Moral selves and mean welfare: responsibility and vulnerability in multicultural Sydney
thesisposted on 29.03.2022, 03:24 authored by Emma Mitchell
Responsibility and vulnerability are morally potent yet contested concepts in contemporary welfare politics and policy, through which the issue of dealing with cultural diversity in the Australian welfare state is refracted. This thesis is a bout the lived experience of culturally diverse welfare users at the sharp end of Australia's residual welfare system. Taking responsibility and vulnerability as conceptual frames, the research explores how diverse moral and material economies of support interact with th e cultural politics and institutional cultures of the welfare state. I draw on a combination of ethnographic methods and in - depth interviews based in the highly multicultural south - west of Sydney, an area targeted as disadvantaged under recent place - based welfare interventions. In this way the thesis brings cultural diversity to the centre of an empirical exploration of how welfare users experience and relate to the welfare state, where it has previously been peripheral or focused on a single ethnic group. The theoretical framework prioritises the micro - politics and social relations of everyday life, allowing the thesis to draw out the cultural frames and practices that animate expectations and experiences of welfare state provision. It endeavours to keep i n view both the messiness of everyday lived existence and wider conditions in which it is placed . By combining fine - grained empirical analysis with empirical and theoretical insights from race and ethnic studies and social policy studies, this thesis offer s a thick account of individual lived experiences of welfare embedded in histories and structures of racial and socio - economic injustice and inequality.
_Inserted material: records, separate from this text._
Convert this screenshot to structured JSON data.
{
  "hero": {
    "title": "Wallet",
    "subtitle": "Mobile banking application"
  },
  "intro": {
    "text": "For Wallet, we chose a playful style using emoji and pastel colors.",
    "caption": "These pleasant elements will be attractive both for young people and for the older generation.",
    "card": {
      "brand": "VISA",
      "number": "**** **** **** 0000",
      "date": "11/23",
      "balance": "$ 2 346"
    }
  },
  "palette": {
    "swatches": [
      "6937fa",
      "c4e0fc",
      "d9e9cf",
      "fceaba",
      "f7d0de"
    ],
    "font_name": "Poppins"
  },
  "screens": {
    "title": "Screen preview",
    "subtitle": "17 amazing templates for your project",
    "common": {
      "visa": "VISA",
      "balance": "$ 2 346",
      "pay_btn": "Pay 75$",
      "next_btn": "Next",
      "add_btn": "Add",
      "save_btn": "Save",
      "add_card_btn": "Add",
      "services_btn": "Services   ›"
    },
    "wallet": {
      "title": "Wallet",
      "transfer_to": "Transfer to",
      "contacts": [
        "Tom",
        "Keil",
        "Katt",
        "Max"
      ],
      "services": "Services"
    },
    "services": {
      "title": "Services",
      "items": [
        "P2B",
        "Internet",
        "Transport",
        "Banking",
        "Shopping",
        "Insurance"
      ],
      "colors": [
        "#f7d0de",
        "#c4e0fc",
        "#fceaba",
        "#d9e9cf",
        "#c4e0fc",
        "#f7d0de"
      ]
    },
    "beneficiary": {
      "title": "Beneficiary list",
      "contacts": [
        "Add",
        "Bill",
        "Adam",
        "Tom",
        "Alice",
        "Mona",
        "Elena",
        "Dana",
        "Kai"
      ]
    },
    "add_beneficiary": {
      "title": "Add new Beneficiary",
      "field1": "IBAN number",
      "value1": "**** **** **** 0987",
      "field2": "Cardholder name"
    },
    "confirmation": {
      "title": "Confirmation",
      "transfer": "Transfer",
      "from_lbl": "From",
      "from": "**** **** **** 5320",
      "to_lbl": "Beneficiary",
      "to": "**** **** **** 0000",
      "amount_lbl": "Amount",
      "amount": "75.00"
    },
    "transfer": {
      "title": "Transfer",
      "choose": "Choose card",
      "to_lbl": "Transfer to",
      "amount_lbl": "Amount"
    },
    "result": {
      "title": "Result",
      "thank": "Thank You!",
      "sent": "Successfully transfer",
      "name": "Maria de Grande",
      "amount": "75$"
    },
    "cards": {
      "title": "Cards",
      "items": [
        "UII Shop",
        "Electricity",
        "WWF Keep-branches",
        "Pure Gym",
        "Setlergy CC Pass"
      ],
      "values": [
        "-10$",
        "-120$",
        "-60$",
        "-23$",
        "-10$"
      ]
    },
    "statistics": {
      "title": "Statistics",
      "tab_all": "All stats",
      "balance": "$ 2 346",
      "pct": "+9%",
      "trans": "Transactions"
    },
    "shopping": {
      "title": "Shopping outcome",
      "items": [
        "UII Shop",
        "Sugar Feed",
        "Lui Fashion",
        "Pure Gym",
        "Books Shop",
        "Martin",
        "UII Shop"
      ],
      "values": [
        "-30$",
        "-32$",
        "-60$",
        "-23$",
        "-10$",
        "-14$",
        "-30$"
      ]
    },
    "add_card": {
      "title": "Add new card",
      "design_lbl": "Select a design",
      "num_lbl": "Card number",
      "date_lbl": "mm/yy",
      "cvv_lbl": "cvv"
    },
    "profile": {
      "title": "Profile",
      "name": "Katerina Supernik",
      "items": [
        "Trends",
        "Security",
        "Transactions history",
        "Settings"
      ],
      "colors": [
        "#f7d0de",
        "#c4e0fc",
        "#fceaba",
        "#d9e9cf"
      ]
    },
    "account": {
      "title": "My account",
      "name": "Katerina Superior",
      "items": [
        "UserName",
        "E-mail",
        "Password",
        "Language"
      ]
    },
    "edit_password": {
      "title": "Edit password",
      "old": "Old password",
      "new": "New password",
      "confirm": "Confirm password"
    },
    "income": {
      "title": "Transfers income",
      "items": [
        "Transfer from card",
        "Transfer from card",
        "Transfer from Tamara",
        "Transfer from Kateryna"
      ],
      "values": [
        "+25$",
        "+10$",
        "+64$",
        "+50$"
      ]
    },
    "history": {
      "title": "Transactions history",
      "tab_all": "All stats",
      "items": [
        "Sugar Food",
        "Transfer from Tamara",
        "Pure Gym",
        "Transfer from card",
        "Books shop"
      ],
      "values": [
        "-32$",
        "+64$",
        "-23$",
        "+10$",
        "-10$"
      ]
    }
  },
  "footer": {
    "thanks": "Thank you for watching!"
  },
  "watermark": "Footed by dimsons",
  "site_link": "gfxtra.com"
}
An overarching argument that ties together the different themes in each chapter is the need to grapple with the dominant cultural lexicon of agency in both policy and scholarship, which affirms agency as a value that is antithetical to claims of victimhood.